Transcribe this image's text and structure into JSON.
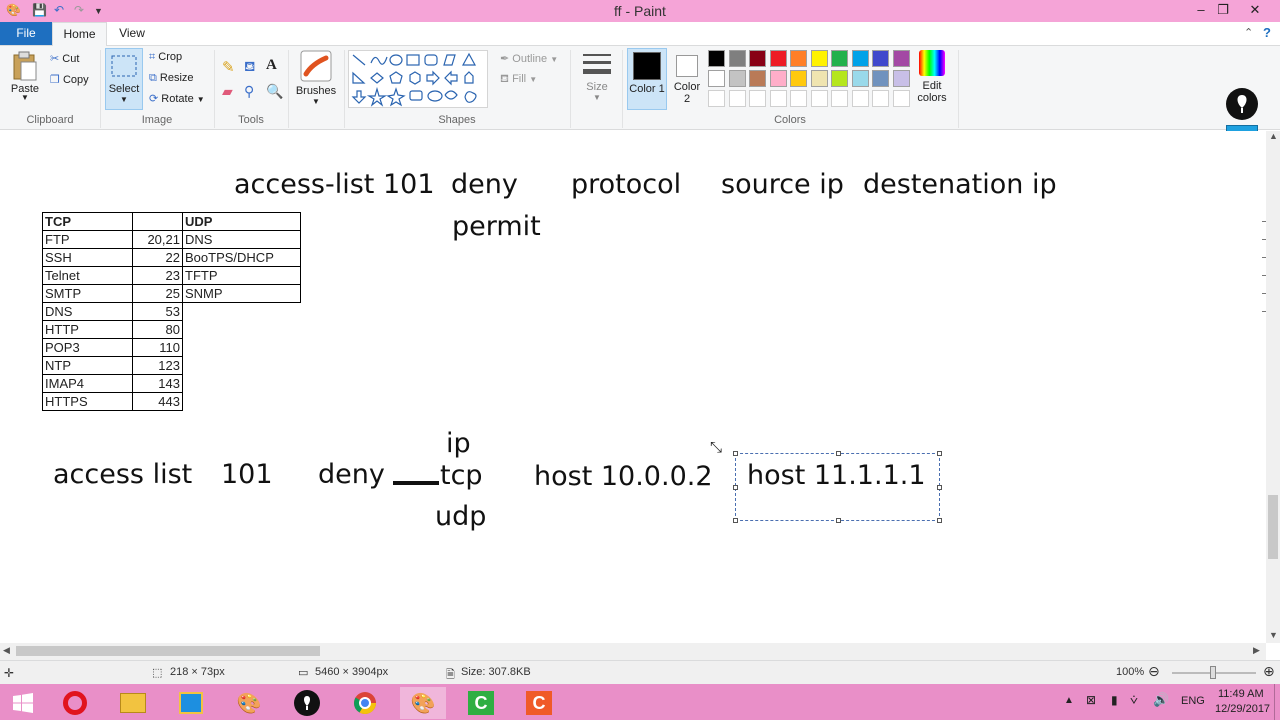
{
  "window": {
    "title": "ff - Paint",
    "minimize": "‒",
    "restore": "❐",
    "close": "✕"
  },
  "tabs": {
    "file": "File",
    "home": "Home",
    "view": "View"
  },
  "ribbon": {
    "clipboard": {
      "label": "Clipboard",
      "paste": "Paste",
      "cut": "Cut",
      "copy": "Copy"
    },
    "image": {
      "label": "Image",
      "select": "Select",
      "crop": "Crop",
      "resize": "Resize",
      "rotate": "Rotate"
    },
    "tools": {
      "label": "Tools"
    },
    "brushes": {
      "label": "Brushes"
    },
    "shapes": {
      "label": "Shapes",
      "outline": "Outline",
      "fill": "Fill"
    },
    "size": {
      "label": "Size"
    },
    "colors": {
      "label": "Colors",
      "color1": "Color 1",
      "color2": "Color 2",
      "edit": "Edit colors",
      "palette_row1": [
        "#000000",
        "#7f7f7f",
        "#880015",
        "#ed1c24",
        "#ff7f27",
        "#fff200",
        "#22b14c",
        "#00a2e8",
        "#3f48cc",
        "#a349a4"
      ],
      "palette_row2": [
        "#ffffff",
        "#c3c3c3",
        "#b97a57",
        "#ffaec9",
        "#ffc90e",
        "#efe4b0",
        "#b5e61d",
        "#99d9ea",
        "#7092be",
        "#c8bfe7"
      ]
    }
  },
  "canvas": {
    "header_line": {
      "access_list": "access-list 101",
      "deny": "deny",
      "permit": "permit",
      "protocol": "protocol",
      "source_ip": "source ip",
      "destination_ip": "destenation ip"
    },
    "tcp_table": {
      "header": [
        "TCP",
        ""
      ],
      "rows": [
        [
          "FTP",
          "20,21"
        ],
        [
          "SSH",
          "22"
        ],
        [
          "Telnet",
          "23"
        ],
        [
          "SMTP",
          "25"
        ],
        [
          "DNS",
          "53"
        ],
        [
          "HTTP",
          "80"
        ],
        [
          "POP3",
          "110"
        ],
        [
          "NTP",
          "123"
        ],
        [
          "IMAP4",
          "143"
        ],
        [
          "HTTPS",
          "443"
        ]
      ]
    },
    "udp_table": {
      "header": "UDP",
      "rows": [
        "DNS",
        "BooTPS/DHCP",
        "TFTP",
        "SNMP"
      ]
    },
    "example": {
      "access_list": "access list",
      "number": "101",
      "deny": "deny",
      "proto_ip": "ip",
      "proto_tcp": "tcp",
      "proto_udp": "udp",
      "host1": "host 10.0.0.2",
      "host2": "host 11.1.1.1"
    }
  },
  "status": {
    "selection": "218 × 73px",
    "image_size": "5460 × 3904px",
    "file_size": "Size: 307.8KB",
    "zoom": "100%"
  },
  "taskbar": {
    "language": "ENG",
    "time": "11:49 AM",
    "date": "12/29/2017"
  }
}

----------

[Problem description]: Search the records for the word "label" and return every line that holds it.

[Result]:
      "label": "Clipboard",
      "label": "Image",
      "label": "Tools"
      "label": "Brushes"
      "label": "Shapes",
      "label": "Size"
      "label": "Colors",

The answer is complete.